"We know that the Europeans are trying now to engage with the Iranians. But we know that the Iranians will never abandon their plans to develop nuclear weapons. They are only trying to hide it," Israeli Foreign Minister Silvan Shalom said on Wednesday at the United Nations.

   

He said European nations were waking up to the realisation that Iran was developing missiles that could hit Paris, Berlin and London as well as Israel.

   

Iran says its nuclear programme, some of which it concealed for years from UN nuclear watchdog International Atomic Energy Agency (IAEA), is purely for peaceful purposes.

 

Defiance

   

Iran on Tuesday defied an IAEA
resolution on enriched uranium

Tehran defied a resolution by the agency's board on Tuesday by announcing it had begun converting a large amount of raw uranium to prepare it for enrichment, a process that can be used to develop atom bombs.

 

Shalom, whose own country is widely assumed to have the only nuclear arsenal in the Middle East, dodged questions about whether Israel might attempt a military strike on Iranian nuclear installations as it did on Iraq in 1981.

   

Security sources in Jerusalem said on Tuesday the United States plans to sell Israel 500 "bunker buster" bombs that could be effective against Iran's underground facilities.

 

Diplomacy

 

Powell has refused to rule out
military options against Tehran

US Secretary of State Colin Powell, speaking to reporters later, said that in his discussions with Shalom on Tuesday there was no talk of striking Iran but rather of using diplomacy to make Tehran allay international concerns about its nuclear programme. 

 

"I'm not aware of any plans to attack Iran," Powell said, though he twice refused to rule out military options. "Every nation has all options available to it.

   

"We're talking about diplomacy and political efforts to stop this movement on the part of the Iranians toward a nuclear weapon and we're not talking about strikes.
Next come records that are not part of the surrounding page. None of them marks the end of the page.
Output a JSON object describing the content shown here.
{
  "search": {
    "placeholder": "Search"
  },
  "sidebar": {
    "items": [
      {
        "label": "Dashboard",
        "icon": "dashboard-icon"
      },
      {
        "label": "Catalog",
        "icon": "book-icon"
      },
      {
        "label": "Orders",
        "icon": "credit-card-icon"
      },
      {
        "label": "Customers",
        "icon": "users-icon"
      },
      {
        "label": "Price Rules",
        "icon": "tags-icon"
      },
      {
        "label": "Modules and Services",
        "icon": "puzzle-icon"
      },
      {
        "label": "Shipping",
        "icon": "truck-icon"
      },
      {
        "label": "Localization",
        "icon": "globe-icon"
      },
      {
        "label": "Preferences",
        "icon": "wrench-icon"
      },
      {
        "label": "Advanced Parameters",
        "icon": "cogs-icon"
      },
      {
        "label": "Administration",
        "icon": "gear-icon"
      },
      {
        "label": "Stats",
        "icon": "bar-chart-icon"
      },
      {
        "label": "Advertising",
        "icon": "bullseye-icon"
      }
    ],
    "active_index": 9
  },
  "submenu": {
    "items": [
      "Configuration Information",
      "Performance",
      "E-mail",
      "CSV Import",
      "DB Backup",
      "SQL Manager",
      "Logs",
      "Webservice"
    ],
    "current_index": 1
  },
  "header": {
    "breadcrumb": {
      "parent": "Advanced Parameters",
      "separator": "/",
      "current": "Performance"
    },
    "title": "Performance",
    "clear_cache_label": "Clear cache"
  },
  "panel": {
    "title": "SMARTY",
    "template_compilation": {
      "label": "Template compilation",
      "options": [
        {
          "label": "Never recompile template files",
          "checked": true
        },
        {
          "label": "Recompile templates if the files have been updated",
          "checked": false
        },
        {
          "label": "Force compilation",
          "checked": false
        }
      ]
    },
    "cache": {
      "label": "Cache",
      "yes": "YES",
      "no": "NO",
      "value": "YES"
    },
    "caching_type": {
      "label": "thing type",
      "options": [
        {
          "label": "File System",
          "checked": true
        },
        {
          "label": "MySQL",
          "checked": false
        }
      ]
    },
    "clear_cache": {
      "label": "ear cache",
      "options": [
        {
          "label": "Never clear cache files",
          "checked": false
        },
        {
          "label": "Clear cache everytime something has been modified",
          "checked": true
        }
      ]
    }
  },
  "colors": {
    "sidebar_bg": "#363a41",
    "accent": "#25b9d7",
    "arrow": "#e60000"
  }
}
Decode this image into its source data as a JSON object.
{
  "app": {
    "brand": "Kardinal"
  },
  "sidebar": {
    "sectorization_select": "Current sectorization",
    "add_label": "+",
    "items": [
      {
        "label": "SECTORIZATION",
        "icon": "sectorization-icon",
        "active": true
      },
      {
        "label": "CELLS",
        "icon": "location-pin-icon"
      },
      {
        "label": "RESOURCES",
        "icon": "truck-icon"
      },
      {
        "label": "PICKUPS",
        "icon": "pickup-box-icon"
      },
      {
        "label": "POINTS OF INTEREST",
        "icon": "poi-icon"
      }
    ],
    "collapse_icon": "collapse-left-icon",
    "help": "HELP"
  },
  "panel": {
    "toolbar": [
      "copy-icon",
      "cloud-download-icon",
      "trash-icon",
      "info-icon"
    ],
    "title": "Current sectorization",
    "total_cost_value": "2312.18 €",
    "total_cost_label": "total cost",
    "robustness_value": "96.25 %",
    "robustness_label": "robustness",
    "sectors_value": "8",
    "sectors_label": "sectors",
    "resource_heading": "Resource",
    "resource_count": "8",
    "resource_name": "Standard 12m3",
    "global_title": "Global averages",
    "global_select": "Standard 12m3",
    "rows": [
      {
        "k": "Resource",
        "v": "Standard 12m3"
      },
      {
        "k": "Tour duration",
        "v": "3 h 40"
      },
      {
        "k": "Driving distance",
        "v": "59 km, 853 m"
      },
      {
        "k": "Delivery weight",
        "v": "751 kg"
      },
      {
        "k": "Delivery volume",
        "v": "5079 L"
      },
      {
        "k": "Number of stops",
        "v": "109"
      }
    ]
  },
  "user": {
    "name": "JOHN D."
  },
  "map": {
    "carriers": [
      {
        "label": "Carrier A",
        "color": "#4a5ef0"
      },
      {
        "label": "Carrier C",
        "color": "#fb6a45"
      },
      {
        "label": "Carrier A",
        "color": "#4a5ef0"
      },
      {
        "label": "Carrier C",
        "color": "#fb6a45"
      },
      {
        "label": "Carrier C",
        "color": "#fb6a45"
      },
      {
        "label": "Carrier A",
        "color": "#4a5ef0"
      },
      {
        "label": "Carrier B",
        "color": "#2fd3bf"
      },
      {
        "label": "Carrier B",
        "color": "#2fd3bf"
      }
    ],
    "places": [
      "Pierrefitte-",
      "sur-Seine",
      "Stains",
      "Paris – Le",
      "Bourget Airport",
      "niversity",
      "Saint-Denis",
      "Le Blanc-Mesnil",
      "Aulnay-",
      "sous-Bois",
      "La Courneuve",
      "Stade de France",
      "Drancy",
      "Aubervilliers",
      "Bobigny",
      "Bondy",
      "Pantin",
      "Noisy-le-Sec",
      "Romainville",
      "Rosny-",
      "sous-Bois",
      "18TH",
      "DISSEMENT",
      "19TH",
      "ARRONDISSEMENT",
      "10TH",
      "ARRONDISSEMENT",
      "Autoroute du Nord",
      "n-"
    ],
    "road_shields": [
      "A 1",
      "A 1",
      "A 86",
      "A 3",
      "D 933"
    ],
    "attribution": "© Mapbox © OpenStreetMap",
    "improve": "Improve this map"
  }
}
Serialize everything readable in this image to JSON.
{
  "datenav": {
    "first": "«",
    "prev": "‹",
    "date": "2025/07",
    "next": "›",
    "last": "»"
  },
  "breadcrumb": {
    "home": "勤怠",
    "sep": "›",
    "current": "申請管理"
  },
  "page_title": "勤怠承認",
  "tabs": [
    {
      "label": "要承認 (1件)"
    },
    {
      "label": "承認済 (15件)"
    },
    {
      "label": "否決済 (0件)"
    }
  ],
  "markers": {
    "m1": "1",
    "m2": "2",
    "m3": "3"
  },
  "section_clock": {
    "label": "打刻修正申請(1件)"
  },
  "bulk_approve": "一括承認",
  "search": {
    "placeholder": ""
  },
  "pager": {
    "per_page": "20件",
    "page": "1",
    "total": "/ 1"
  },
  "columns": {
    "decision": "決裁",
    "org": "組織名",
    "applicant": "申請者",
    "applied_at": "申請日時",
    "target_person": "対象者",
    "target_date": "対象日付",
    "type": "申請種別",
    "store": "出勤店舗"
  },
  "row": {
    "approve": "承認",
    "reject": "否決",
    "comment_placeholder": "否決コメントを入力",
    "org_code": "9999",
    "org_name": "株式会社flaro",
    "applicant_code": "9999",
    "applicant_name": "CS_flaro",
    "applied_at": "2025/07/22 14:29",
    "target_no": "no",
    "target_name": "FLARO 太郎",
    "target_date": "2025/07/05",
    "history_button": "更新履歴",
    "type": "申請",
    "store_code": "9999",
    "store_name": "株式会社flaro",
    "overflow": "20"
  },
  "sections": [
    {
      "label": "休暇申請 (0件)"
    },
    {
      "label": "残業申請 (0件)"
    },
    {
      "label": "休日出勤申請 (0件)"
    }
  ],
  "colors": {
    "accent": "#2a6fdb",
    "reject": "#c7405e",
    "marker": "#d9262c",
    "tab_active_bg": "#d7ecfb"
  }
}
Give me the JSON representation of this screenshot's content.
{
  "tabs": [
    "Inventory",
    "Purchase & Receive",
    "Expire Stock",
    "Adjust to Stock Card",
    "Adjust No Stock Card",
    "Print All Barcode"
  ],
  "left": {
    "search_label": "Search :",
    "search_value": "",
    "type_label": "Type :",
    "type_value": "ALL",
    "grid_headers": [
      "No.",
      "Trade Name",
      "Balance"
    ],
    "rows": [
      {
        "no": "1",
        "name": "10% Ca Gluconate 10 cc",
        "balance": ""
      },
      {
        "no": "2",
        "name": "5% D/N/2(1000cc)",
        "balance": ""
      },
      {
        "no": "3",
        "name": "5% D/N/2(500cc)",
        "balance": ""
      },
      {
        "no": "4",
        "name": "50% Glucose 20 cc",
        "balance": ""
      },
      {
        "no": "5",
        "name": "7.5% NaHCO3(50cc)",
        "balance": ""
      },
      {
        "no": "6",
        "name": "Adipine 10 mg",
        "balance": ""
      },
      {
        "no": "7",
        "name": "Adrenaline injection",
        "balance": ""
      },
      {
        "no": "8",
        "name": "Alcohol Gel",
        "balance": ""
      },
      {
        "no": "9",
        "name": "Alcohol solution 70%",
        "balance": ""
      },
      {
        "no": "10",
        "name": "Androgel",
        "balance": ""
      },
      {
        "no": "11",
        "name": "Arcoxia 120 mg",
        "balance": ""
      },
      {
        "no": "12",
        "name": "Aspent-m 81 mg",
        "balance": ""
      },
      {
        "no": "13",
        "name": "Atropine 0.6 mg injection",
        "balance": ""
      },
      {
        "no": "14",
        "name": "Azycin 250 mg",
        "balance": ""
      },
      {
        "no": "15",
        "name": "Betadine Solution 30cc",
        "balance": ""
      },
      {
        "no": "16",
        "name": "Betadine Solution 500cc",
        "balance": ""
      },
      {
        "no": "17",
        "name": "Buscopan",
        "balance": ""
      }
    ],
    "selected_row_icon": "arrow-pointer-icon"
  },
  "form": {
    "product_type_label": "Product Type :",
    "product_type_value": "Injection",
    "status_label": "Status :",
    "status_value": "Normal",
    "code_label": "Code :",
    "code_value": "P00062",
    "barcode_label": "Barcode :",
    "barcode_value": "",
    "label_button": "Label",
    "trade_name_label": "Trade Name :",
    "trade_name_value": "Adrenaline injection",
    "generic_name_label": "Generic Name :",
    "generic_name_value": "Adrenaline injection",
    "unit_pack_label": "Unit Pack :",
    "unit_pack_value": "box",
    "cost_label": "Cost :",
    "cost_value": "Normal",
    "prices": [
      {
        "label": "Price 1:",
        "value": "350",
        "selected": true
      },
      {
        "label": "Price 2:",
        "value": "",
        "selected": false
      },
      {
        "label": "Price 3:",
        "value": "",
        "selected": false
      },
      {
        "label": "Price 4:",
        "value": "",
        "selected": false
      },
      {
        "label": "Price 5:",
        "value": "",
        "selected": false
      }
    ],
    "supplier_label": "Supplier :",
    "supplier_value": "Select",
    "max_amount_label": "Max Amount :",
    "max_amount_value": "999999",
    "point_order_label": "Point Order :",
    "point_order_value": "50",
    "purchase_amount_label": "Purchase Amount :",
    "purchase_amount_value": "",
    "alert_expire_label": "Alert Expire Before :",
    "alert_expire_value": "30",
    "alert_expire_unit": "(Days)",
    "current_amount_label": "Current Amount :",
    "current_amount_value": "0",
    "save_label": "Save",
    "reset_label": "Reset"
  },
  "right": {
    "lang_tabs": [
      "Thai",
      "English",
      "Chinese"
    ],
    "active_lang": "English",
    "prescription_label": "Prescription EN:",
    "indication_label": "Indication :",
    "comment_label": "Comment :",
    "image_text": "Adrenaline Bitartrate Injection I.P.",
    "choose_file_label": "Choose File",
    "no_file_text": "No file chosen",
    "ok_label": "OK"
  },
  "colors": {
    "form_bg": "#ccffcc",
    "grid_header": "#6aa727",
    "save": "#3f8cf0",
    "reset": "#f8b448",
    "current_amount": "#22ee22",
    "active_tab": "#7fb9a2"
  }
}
But every option always of course remains on the table."

 

Cover

 

Shalom accused Tehran of using diplomacy as a cover while pressing ahead with a weapons programme.

   

"We know that the Iranians will never abandon their plans to develop nuclear weapons"

Silvan Shalom,
Israeli foreign minister

"They are trying to buy time, and the time is come to move the Iranian case to the [UN] Security Council in order to put an end to this nightmare," he said.

   

"We are trying to do everything we can in order to convince the members of the IAEA to take the right decision to move it to the Security Council and afterward of course for the Security Council to impose sanctions against Iran if it will not comply," the Israeli minister added.

   

European Union ministers plan to press Iran in a series of meetings on the sidelines of this week's UN session to abandon all activities that could lead to nuclear weapon capability before a decisive IAEA board meeting on 26 November.